By Chesa Chesa
Nigeria requires local and foreign investments of about $1trillion up to the year 2043 in order to modernise its epileptic energy infrastructure.
Vice President Yemi Osinbajo said this on Thursday when he declared open the National Energy and Climate Change summit at the Presidential Villa, Abuja.
Osinbajo, who was represented by the Minister of Science and Technology, Dr. Ogbonnaya Onu, explained that the administration’s energy-related policies to attract the needed investments were not only geared towards energy supply security but to also mitigate global warming.
Announcing that the government had increased transparency and openness in governance to support private investments, the Vice President said: “This important event will provide a high-level forum to discuss energy and climate change as they relate to economic development and environmental protection.”
The Vice President recalled that Nigeria had joined the International Energy Charter (IECh) as an Observer Member State, and that “the Energy Commission of Nigeria immediately signed a Memorandum of Understanding (MoU) with the IECh Secretariat in order to promote such activities that will be beneficial to our dear country.
“Following this, a study of the Energy Investment Risk Assessment (EIRA) for Nigeria has been completed, the report, which has just been presented to us. I am happy that the assessment, which featured four performance indicators, has scored our energy investment risks as moderate.
“This is challenging in view of the huge investment of about $1 trillion required to modernise our energy infrastructure in 29 years between 2014 and 2043.
“The government is doing a lot to attract both domestic and foreign-direct investment into the energy sector,” he said.
In his address, the Director-General/Chief Executive Officer of Energy Commission of Nigeria (ECN), Prof. Eli Jidere Bala, said that in line with its mandate, ECN instituted the summit to serve as a forum where national issues on energy in all its ramifications were discussed with the view to facilitating the monitoring and assessment of performance of the energy sector in the execution of government policies on energy.

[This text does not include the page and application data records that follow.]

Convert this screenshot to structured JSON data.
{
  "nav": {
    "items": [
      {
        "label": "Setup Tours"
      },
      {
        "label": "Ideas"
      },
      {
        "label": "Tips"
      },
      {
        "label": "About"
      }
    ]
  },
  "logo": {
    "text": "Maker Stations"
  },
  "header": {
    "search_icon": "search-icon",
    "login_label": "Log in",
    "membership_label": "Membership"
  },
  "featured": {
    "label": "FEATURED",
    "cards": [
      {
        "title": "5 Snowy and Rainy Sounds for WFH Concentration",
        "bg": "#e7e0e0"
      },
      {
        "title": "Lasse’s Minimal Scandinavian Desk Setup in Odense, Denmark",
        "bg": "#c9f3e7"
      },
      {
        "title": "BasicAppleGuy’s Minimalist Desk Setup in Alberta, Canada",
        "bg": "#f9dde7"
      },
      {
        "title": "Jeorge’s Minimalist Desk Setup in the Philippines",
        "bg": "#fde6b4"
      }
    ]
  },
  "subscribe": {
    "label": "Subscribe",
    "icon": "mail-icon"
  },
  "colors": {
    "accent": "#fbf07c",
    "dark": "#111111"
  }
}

The European Union (EU) Head of Cooperation to Nigeria and ECOWAS, Kurt Cornelis, said that the EU had so for committed 150 Euros to support Nigeria through several projects cutting across the electricity value chain of the Nigerian electricity sector as well as the off-grid sector.